**To do:**
Below are the entries; count the lines in them that contain the word "JSON" and give only the number.

**Data to process:**
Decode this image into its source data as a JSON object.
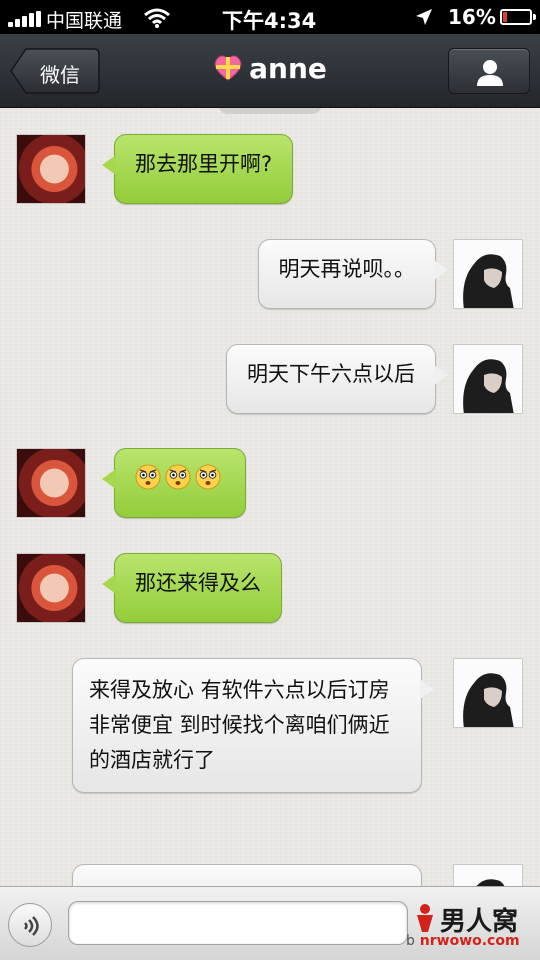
{
  "status_bar": {
    "carrier": "中国联通",
    "time": "下午4:34",
    "battery": "16%",
    "battery_level": 0.16
  },
  "nav": {
    "back_label": "微信",
    "title": "anne",
    "title_icon": "gift-heart-icon",
    "right_icon": "profile-icon"
  },
  "messages": [
    {
      "side": "left",
      "text": "那去那里开啊?"
    },
    {
      "side": "right",
      "text": "明天再说呗。。"
    },
    {
      "side": "right",
      "text": "明天下午六点以后"
    },
    {
      "side": "left",
      "text": "",
      "emoji": [
        "shocked-face",
        "shocked-face",
        "shocked-face"
      ]
    },
    {
      "side": "left",
      "text": "那还来得及么"
    },
    {
      "side": "right",
      "text": "来得及放心 有软件六点以后订房非常便宜 到时候找个离咱们俩近的酒店就行了"
    }
  ],
  "input_bar": {
    "voice_icon": "voice-icon",
    "placeholder": ""
  },
  "watermark": {
    "brand": "男人窝",
    "url": "nrwowo.com",
    "prefix": "b"
  },
  "colors": {
    "green_bubble": "#a6d84e",
    "gray_bubble": "#f0f0f0",
    "nav": "#2e3237",
    "battery_low": "#e03b2e"
  }
}
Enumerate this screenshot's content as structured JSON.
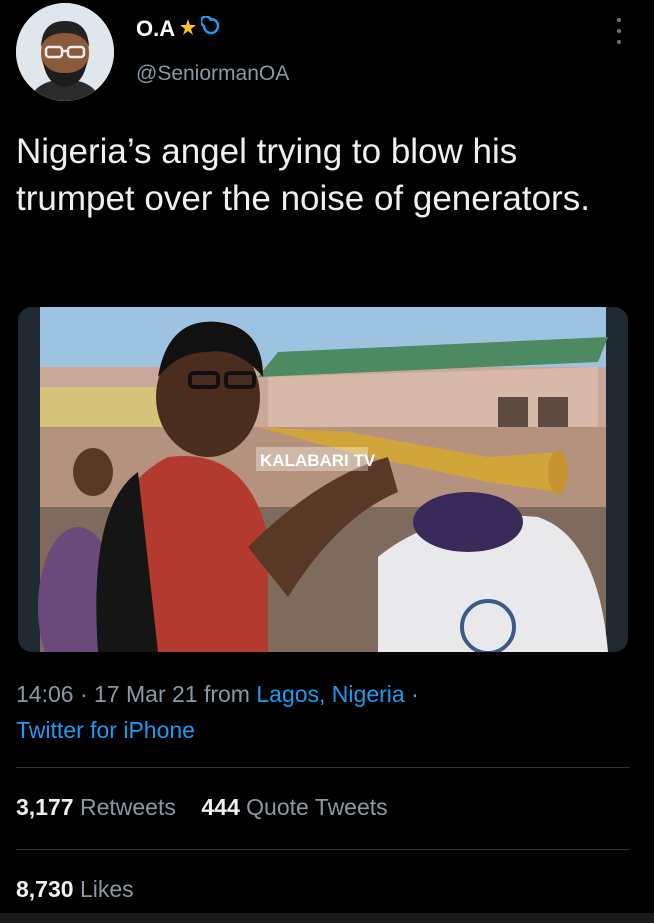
{
  "author": {
    "name": "O.A",
    "handle": "@SeniormanOA",
    "emoji_icons": [
      "star-struck-icon",
      "cyclone-icon"
    ]
  },
  "tweet": {
    "text": "Nigeria’s angel trying to blow his trumpet over the noise of generators.",
    "media_watermark": "KALABARI TV"
  },
  "meta": {
    "time": "14:06",
    "date": "17 Mar 21",
    "from_word": "from",
    "location": "Lagos, Nigeria",
    "client": "Twitter for iPhone"
  },
  "stats": {
    "retweets_count": "3,177",
    "retweets_label": "Retweets",
    "quotes_count": "444",
    "quotes_label": "Quote Tweets",
    "likes_count": "8,730",
    "likes_label": "Likes"
  },
  "colors": {
    "background": "#000000",
    "link": "#1d9bf0",
    "secondary_text": "#8b98a5"
  }
}
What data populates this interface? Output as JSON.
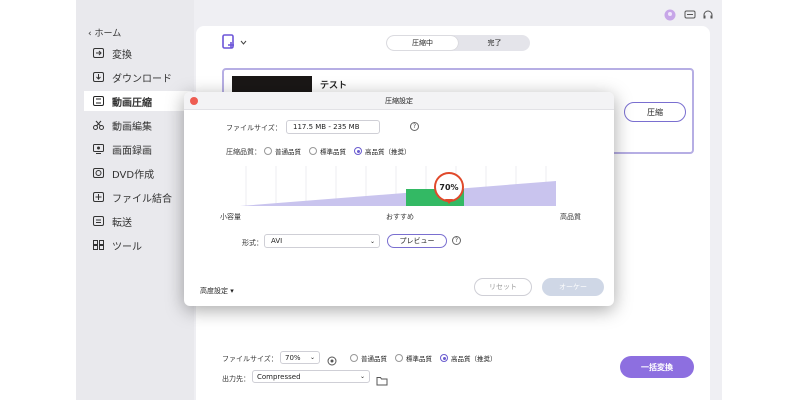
{
  "sidebar": {
    "back_label": "ホーム",
    "items": [
      {
        "label": "変換",
        "icon": "convert-icon"
      },
      {
        "label": "ダウンロード",
        "icon": "download-icon"
      },
      {
        "label": "動画圧縮",
        "icon": "compress-icon",
        "active": true
      },
      {
        "label": "動画編集",
        "icon": "scissors-icon"
      },
      {
        "label": "画面録画",
        "icon": "screen-record-icon"
      },
      {
        "label": "DVD作成",
        "icon": "disc-icon"
      },
      {
        "label": "ファイル結合",
        "icon": "merge-icon"
      },
      {
        "label": "転送",
        "icon": "transfer-icon"
      },
      {
        "label": "ツール",
        "icon": "toolbox-icon"
      }
    ]
  },
  "tabs": {
    "compressing": "圧縮中",
    "done": "完了"
  },
  "file": {
    "title": "テスト",
    "compress_label": "圧縮"
  },
  "dialog": {
    "title": "圧縮設定",
    "filesize_label": "ファイルサイズ：",
    "filesize_value": "117.5 MB - 235 MB",
    "quality_label": "圧縮品質：",
    "quality_options": [
      "普通品質",
      "標準品質",
      "高品質（推奨）"
    ],
    "quality_selected": 2,
    "slider": {
      "percent": "70%",
      "level": 0.7,
      "left_label": "小容量",
      "mid_label": "おすすめ",
      "right_label": "高品質"
    },
    "format_label": "形式：",
    "format_value": "AVI",
    "preview_label": "プレビュー",
    "advanced_label": "高度設定",
    "reset_label": "リセット",
    "ok_label": "オーケー"
  },
  "bottom": {
    "filesize_label": "ファイルサイズ：",
    "filesize_value": "70%",
    "quality_options": [
      "普通品質",
      "標準品質",
      "高品質（推奨）"
    ],
    "quality_selected": 2,
    "output_label": "出力先：",
    "output_value": "Compressed",
    "convert_all_label": "一括変換"
  },
  "colors": {
    "accent": "#8d6fe0",
    "marker": "#e0492b",
    "green": "#33b964",
    "lavender": "#c9c4ee"
  }
}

**Written reply:**
3